What remains is a hodge-podge of Windows patches, some mis-identified .NET patches, a new Servicing Stack Update slowly taking form, a bunch of Office fixes – including two buggy patches that have been pulled and one that’s been fixed – the usual array of Flash excuses and Preview patches.

To read this article in full, please click here

Woody Leonhard

Microsoft's multi-factor authentication service flakes out – again

2 months 3 weeks ago

Just one day after Microsoft came clean with an explanation of a Nov. 19 outage that blocked users of Office 365 from logging into their accounts using Multi-Factor Authentication (MFA), today the service again went on the fritz.

"Starting at 14:25 UTC on 27 Nov 2018, customers using Multi-Factor Authentication (MFA) may experience intermittent issues signing into Azure resources, such as Azure Active Directory, when MFA is required by policy," read the Azure status dashboard. Two and a half hours later, the dashboard reported that after resolving a problem with an earlier DNS (Domain Name Service) issue, engineers rebooted the services. "They observed a decrease in the failure rate after the reboot cycles," the dashboard concluded.

To read this article in full, please click here

Gregg Keizer

What is Windows Hello? Microsoft’s biometrics security system explained

2 months 3 weeks ago

Windows Hello is a biometrics-based technology that enables Windows 10 users to authenticate secure access to their devices, apps, online services and networks with just a fingerprint, iris scan or facial recognition. The sign-in mechanism is essentially an alternative to passwords and is widely considered to be a more user friendly, secure and reliable method to access critical devices, services and data than traditional logins using passwords.

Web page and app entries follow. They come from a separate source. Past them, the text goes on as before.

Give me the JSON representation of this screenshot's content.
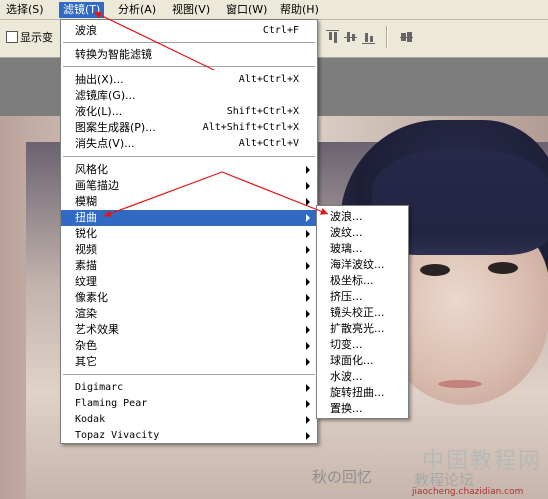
{
  "menubar": {
    "items": [
      "选择(S)",
      "滤镜(T)",
      "分析(A)",
      "视图(V)",
      "窗口(W)",
      "帮助(H)"
    ],
    "active_index": 1
  },
  "options_bar": {
    "show_transform_label": "显示变"
  },
  "filter_menu": {
    "last_filter": {
      "label": "波浪",
      "shortcut": "Ctrl+F"
    },
    "convert_smart": "转换为智能滤镜",
    "special": [
      {
        "label": "抽出(X)...",
        "shortcut": "Alt+Ctrl+X"
      },
      {
        "label": "滤镜库(G)...",
        "shortcut": ""
      },
      {
        "label": "液化(L)...",
        "shortcut": "Shift+Ctrl+X"
      },
      {
        "label": "图案生成器(P)...",
        "shortcut": "Alt+Shift+Ctrl+X"
      },
      {
        "label": "消失点(V)...",
        "shortcut": "Alt+Ctrl+V"
      }
    ],
    "groups": [
      "风格化",
      "画笔描边",
      "模糊",
      "扭曲",
      "锐化",
      "视频",
      "素描",
      "纹理",
      "像素化",
      "渲染",
      "艺术效果",
      "杂色",
      "其它"
    ],
    "highlighted_group": "扭曲",
    "plugins": [
      "Digimarc",
      "Flaming Pear",
      "Kodak",
      "Topaz Vivacity"
    ]
  },
  "distort_submenu": {
    "items": [
      "波浪...",
      "波纹...",
      "玻璃...",
      "海洋波纹...",
      "极坐标...",
      "挤压...",
      "镜头校正...",
      "扩散亮光...",
      "切变...",
      "球面化...",
      "水波...",
      "旋转扭曲...",
      "置换..."
    ]
  },
  "watermarks": {
    "signature": "秋の回忆",
    "site_cn": "中国教程网",
    "forum": "教程论坛",
    "url": "jiaocheng.chazidian.com"
  },
  "colors": {
    "menubar_bg": "#ece9d8",
    "highlight": "#316ac5",
    "annotation_red": "#e01818"
  }
}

“Windows Hello solves a few problems: security and inconvenience,” said Patrick Moorhead, president and principal analyst at Moor Insights & Strategy. “Traditional passwords are unsafe as they are hard to remember, and therefore people either choose easy-to-guess passwords or write down their passwords.”

To read this article in full, please click here

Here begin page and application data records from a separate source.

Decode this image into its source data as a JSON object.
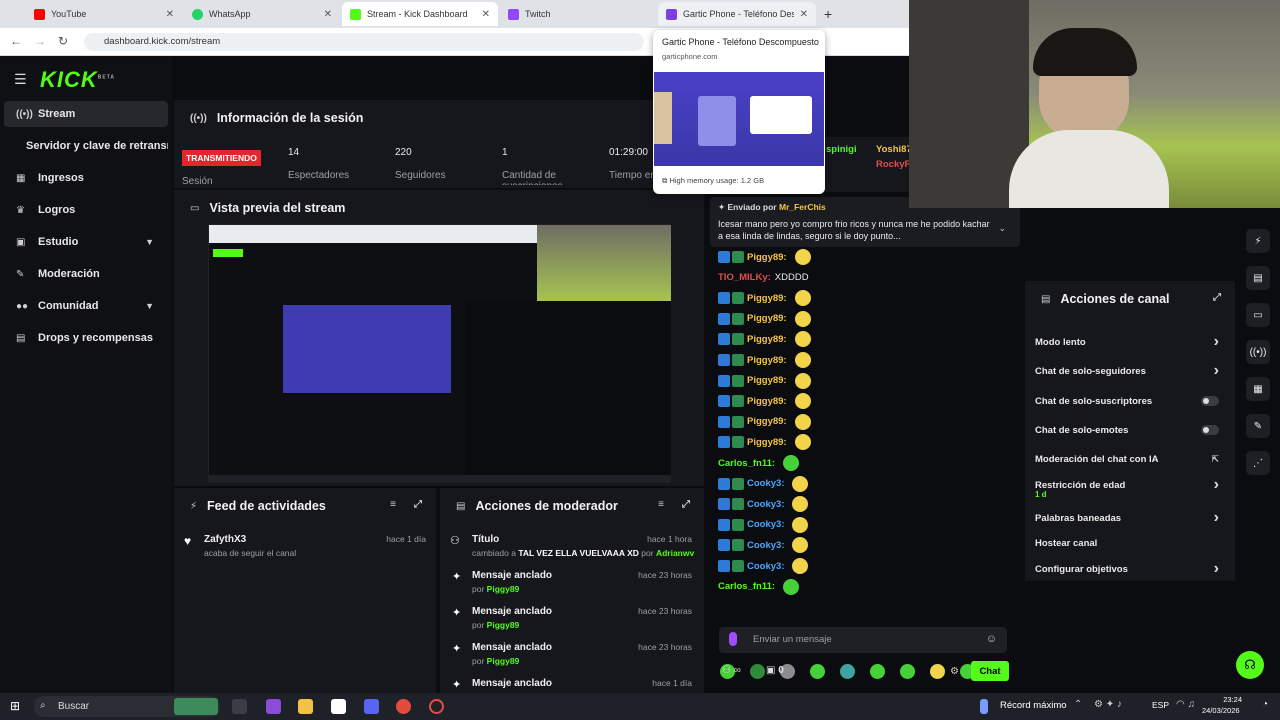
{
  "browser": {
    "tabs": [
      {
        "title": "YouTube",
        "color": "#ff0000"
      },
      {
        "title": "WhatsApp",
        "color": "#25d366"
      },
      {
        "title": "Stream - Kick Dashboard",
        "color": "#53fc18"
      },
      {
        "title": "Twitch",
        "color": "#9146ff"
      },
      {
        "title": "Gartic Phone - Teléfono Descon",
        "color": "#7b3fe4"
      }
    ],
    "url": "dashboard.kick.com/stream",
    "hover_card": {
      "title": "Gartic Phone - Teléfono Descompuesto",
      "domain": "garticphone.com",
      "memory": "High memory usage: 1.2 GB"
    }
  },
  "sidebar": {
    "logo": "KICK",
    "logo_sup": "BETA",
    "items": [
      {
        "label": "Stream",
        "icon": "broadcast-icon"
      },
      {
        "label": "Servidor y clave de retransmisión",
        "icon": ""
      },
      {
        "label": "Ingresos",
        "icon": "chart-icon"
      },
      {
        "label": "Logros",
        "icon": "trophy-icon"
      },
      {
        "label": "Estudio",
        "icon": "grid-icon"
      },
      {
        "label": "Moderación",
        "icon": "wrench-icon"
      },
      {
        "label": "Comunidad",
        "icon": "users-icon"
      },
      {
        "label": "Drops y recompensas",
        "icon": "gift-icon"
      }
    ]
  },
  "session": {
    "title": "Información de la sesión",
    "status_badge": "TRANSMITIENDO",
    "status_label": "Sesión",
    "stats": [
      {
        "value": "14",
        "label": "Espectadores"
      },
      {
        "value": "220",
        "label": "Seguidores"
      },
      {
        "value": "1",
        "label": "Cantidad de suscripciones"
      },
      {
        "value": "01:29:00",
        "label": "Tiempo en vivo"
      }
    ]
  },
  "preview": {
    "title": "Vista previa del stream"
  },
  "feed": {
    "title": "Feed de actividades",
    "items": [
      {
        "name": "ZafythX3",
        "action": "acaba de seguir el canal",
        "time": "hace 1 día"
      }
    ]
  },
  "mod_actions": {
    "title": "Acciones de moderador",
    "items": [
      {
        "title": "Título",
        "detail_prefix": "cambiado a",
        "detail": "TAL VEZ ELLA VUELVAAA XD",
        "by_prefix": "por",
        "by": "Adrianwv",
        "time": "hace 1 hora"
      },
      {
        "title": "Mensaje anclado",
        "detail_prefix": "por",
        "detail": "Piggy89",
        "time": "hace 23 horas"
      },
      {
        "title": "Mensaje anclado",
        "detail_prefix": "por",
        "detail": "Piggy89",
        "time": "hace 23 horas"
      },
      {
        "title": "Mensaje anclado",
        "detail_prefix": "por",
        "detail": "Piggy89",
        "time": "hace 23 horas"
      },
      {
        "title": "Mensaje anclado",
        "detail_prefix": "",
        "detail": "",
        "time": "hace 1 día"
      }
    ]
  },
  "chat": {
    "top_users": [
      "spinigi",
      "Yoshi87",
      "RockyF"
    ],
    "pinned": {
      "label": "Enviado por",
      "user": "Mr_FerChis",
      "text": "Icesar mano pero yo compro frio ricos y nunca me he podido kachar a esa linda de lindas, seguro si le doy punto..."
    },
    "messages": [
      {
        "user": "Piggy89:",
        "text": "",
        "color": "#f5c542",
        "emote": "y"
      },
      {
        "user": "TIO_MILKy:",
        "text": "XDDDD",
        "color": "#e24d4d",
        "emote": ""
      },
      {
        "user": "Piggy89:",
        "text": "",
        "color": "#f5c542",
        "emote": "y"
      },
      {
        "user": "Piggy89:",
        "text": "",
        "color": "#f5c542",
        "emote": "y"
      },
      {
        "user": "Piggy89:",
        "text": "",
        "color": "#f5c542",
        "emote": "y"
      },
      {
        "user": "Piggy89:",
        "text": "",
        "color": "#f5c542",
        "emote": "y"
      },
      {
        "user": "Piggy89:",
        "text": "",
        "color": "#f5c542",
        "emote": "y"
      },
      {
        "user": "Piggy89:",
        "text": "",
        "color": "#f5c542",
        "emote": "y"
      },
      {
        "user": "Piggy89:",
        "text": "",
        "color": "#f5c542",
        "emote": "y"
      },
      {
        "user": "Piggy89:",
        "text": "",
        "color": "#f5c542",
        "emote": "y"
      },
      {
        "user": "Carlos_fn11:",
        "text": "",
        "color": "#53fc18",
        "emote": "g"
      },
      {
        "user": "Cooky3:",
        "text": "",
        "color": "#4aa8ff",
        "emote": "y"
      },
      {
        "user": "Cooky3:",
        "text": "",
        "color": "#4aa8ff",
        "emote": "y"
      },
      {
        "user": "Cooky3:",
        "text": "",
        "color": "#4aa8ff",
        "emote": "y"
      },
      {
        "user": "Cooky3:",
        "text": "",
        "color": "#4aa8ff",
        "emote": "y"
      },
      {
        "user": "Cooky3:",
        "text": "",
        "color": "#4aa8ff",
        "emote": "y"
      },
      {
        "user": "Carlos_fn11:",
        "text": "",
        "color": "#53fc18",
        "emote": "g"
      }
    ],
    "input_placeholder": "Enviar un mensaje",
    "viewers_icon": "∞",
    "gift_count": "0",
    "send_label": "Chat"
  },
  "channel_actions": {
    "title": "Acciones de canal",
    "items": [
      {
        "label": "Modo lento",
        "control": "chevron",
        "sub": ""
      },
      {
        "label": "Chat de solo-seguidores",
        "control": "chevron",
        "sub": ""
      },
      {
        "label": "Chat de solo-suscriptores",
        "control": "toggle",
        "sub": ""
      },
      {
        "label": "Chat de solo-emotes",
        "control": "toggle",
        "sub": ""
      },
      {
        "label": "Moderación del chat con IA",
        "control": "external",
        "sub": ""
      },
      {
        "label": "Restricción de edad",
        "control": "chevron",
        "sub": "1 d"
      },
      {
        "label": "Palabras baneadas",
        "control": "chevron",
        "sub": ""
      },
      {
        "label": "Hostear canal",
        "control": "",
        "sub": ""
      },
      {
        "label": "Configurar objetivos",
        "control": "chevron",
        "sub": ""
      }
    ]
  },
  "taskbar": {
    "search": "Buscar",
    "tray_text": "Récord máximo",
    "lang": "ESP",
    "time": "23:24",
    "date": "24/03/2026"
  }
}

Matt Kapko,

Matthew Finnegan

Gmail encryption: Everything you need to know

3 months ago

Encryption may sound like a subject best left to hackers and tinfoil hat wearers, but don't be fooled: It's a critical part of contemporary life and something that's important for everyone, especially business users, to understand. And one of the places where encryption is most relevant and misunderstood is in the realm of email.

If you're using Gmail for electronic communication — be it for business, for personal use, or a combination of the two — it's well worth your while to know how the service does and doesn't secure your information and what steps you can take to make sure you're getting the level of privacy you need.

Ready to dive in?

To read this article in full, please click here

JR Raphael

10 Android settings that'll strengthen your security

3 months ago

You might not know it from all the panic-inducing headlines out there, but Android is actually packed with powerful and practical security features. Some are activated by default and protecting you whether you realize it or not, while others are more out of the way but equally deserving of your attention.

So stop wasting your time worrying about the Android malware monster du jour and which security company is using it to scare you into an unnecessary subscription, and take a moment instead to look through these far more impactful Android security settings — starting with the core elements and moving from there into some more advanced and easily overlooked options.

To read this article in full, please click here

JR Raphael
Checked
19 seconds ago
Computer World Security
Subscribe to Computer World Security feed

About SecurityFeeds

SecurityFeeds Logo

Tim Weil is a Security Architect/IT Security Manager with over twenty five years of IT management, consulting and engineering experience in the U.S. Government and Communications Industry.  Mr. Weil's technical areas of expertise include IT Security Management, Enterprise Security Architecture, FISMA Compliance, Identity Management, and Network Engineering. Mr. Weil is a Senior Member of the IEEE and has served in several IEEE positions.